▸ **ACTIVITY**
The entries must be restated exactly as written.

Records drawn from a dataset
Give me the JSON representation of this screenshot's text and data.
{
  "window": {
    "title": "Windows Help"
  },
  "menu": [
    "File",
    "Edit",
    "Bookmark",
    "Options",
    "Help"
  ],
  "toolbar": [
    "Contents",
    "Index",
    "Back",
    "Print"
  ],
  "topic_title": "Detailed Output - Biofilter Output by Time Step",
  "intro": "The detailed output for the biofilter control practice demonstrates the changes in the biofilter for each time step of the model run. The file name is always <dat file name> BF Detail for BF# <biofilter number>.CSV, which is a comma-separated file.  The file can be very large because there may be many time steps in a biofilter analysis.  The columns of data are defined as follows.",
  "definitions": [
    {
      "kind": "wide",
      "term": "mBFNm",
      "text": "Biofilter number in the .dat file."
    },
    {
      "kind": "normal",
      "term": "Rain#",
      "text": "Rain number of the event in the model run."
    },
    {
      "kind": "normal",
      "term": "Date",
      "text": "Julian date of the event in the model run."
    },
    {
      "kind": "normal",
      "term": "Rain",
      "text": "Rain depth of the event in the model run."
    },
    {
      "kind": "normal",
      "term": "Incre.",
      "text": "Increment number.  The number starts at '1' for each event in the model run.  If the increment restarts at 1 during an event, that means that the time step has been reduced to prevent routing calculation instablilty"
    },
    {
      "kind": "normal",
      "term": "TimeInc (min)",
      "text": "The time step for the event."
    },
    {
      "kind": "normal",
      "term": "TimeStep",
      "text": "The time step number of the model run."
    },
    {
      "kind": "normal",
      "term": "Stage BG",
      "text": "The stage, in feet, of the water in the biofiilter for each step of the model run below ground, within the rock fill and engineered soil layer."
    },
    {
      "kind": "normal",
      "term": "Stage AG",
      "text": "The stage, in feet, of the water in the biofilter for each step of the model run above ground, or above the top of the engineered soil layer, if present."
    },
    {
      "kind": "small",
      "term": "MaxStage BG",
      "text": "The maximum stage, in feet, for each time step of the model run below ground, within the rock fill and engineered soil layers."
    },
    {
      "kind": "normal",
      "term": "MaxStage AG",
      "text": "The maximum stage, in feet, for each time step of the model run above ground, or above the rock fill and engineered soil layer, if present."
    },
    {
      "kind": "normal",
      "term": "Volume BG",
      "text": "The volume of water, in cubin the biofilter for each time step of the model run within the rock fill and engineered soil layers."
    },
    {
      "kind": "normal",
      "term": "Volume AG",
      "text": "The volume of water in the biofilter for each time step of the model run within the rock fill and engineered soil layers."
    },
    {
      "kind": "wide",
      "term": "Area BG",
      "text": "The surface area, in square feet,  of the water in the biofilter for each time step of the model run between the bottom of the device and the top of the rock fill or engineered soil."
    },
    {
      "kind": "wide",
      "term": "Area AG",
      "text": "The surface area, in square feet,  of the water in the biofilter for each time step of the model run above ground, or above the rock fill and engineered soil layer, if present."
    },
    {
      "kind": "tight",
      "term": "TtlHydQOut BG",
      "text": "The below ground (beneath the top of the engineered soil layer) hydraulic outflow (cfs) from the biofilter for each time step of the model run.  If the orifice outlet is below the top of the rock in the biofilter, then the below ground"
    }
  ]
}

▸ **RESPONSE FOR THIS EXERCISE**
Give me the JSON representation of this screenshot's text and data.
{
  "window": {
    "title": "Windows Help"
  },
  "menu": [
    "File",
    "Edit",
    "Bookmark",
    "Options",
    "Help"
  ],
  "toolbar": [
    "Contents",
    "Index",
    "Back",
    "Print"
  ],
  "topic_title": "Detailed Output - Biofilter Output by Time Step",
  "intro": "The detailed output for the biofilter control practice demonstrates the changes in the biofilter for each time step of the model run. The file name is always <dat file name> BF Detail for BF# <biofilter number>.CSV, which is a comma-separated file.  The file can be very large because there may be many time steps in a biofilter analysis.  The columns of data are defined as follows.",
  "definitions": [
    {
      "kind": "wide",
      "term": "mBFNm",
      "text": "Biofilter number in the .dat file."
    },
    {
      "kind": "normal",
      "term": "Rain#",
      "text": "Rain number of the event in the model run."
    },
    {
      "kind": "normal",
      "term": "Date",
      "text": "Julian date of the event in the model run."
    },
    {
      "kind": "normal",
      "term": "Rain",
      "text": "Rain depth of the event in the model run."
    },
    {
      "kind": "normal",
      "term": "Incre.",
      "text": "Increment number.  The number starts at '1' for each event in the model run.  If the increment restarts at 1 during an event, that means that the time step has been reduced to prevent routing calculation instablilty"
    },
    {
      "kind": "normal",
      "term": "TimeInc (min)",
      "text": "The time step for the event."
    },
    {
      "kind": "normal",
      "term": "TimeStep",
      "text": "The time step number of the model run."
    },
    {
      "kind": "normal",
      "term": "Stage BG",
      "text": "The stage, in feet, of the water in the biofiilter for each step of the model run below ground, within the rock fill and engineered soil layer."
    },
    {
      "kind": "normal",
      "term": "Stage AG",
      "text": "The stage, in feet, of the water in the biofilter for each step of the model run above ground, or above the top of the engineered soil layer, if present."
    },
    {
      "kind": "small",
      "term": "MaxStage BG",
      "text": "The maximum stage, in feet, for each time step of the model run below ground, within the rock fill and engineered soil layers."
    },
    {
      "kind": "normal",
      "term": "MaxStage AG",
      "text": "The maximum stage, in feet, for each time step of the model run above ground, or above the rock fill and engineered soil layer, if present."
    },
    {
      "kind": "normal",
      "term": "Volume BG",
      "text": "The volume of water, in cubin the biofilter for each time step of the model run within the rock fill and engineered soil layers."
    },
    {
      "kind": "normal",
      "term": "Volume AG",
      "text": "The volume of water in the biofilter for each time step of the model run within the rock fill and engineered soil layers."
    },
    {
      "kind": "wide",
      "term": "Area BG",
      "text": "The surface area, in square feet,  of the water in the biofilter for each time step of the model run between the bottom of the device and the top of the rock fill or engineered soil."
    },
    {
      "kind": "wide",
      "term": "Area AG",
      "text": "The surface area, in square feet,  of the water in the biofilter for each time step of the model run above ground, or above the rock fill and engineered soil layer, if present."
    },
    {
      "kind": "tight",
      "term": "TtlHydQOut BG",
      "text": "The below ground (beneath the top of the engineered soil layer) hydraulic outflow (cfs) from the biofilter for each time step of the model run.  If the orifice outlet is below the top of the rock in the biofilter, then the below ground"
    }
  ]
}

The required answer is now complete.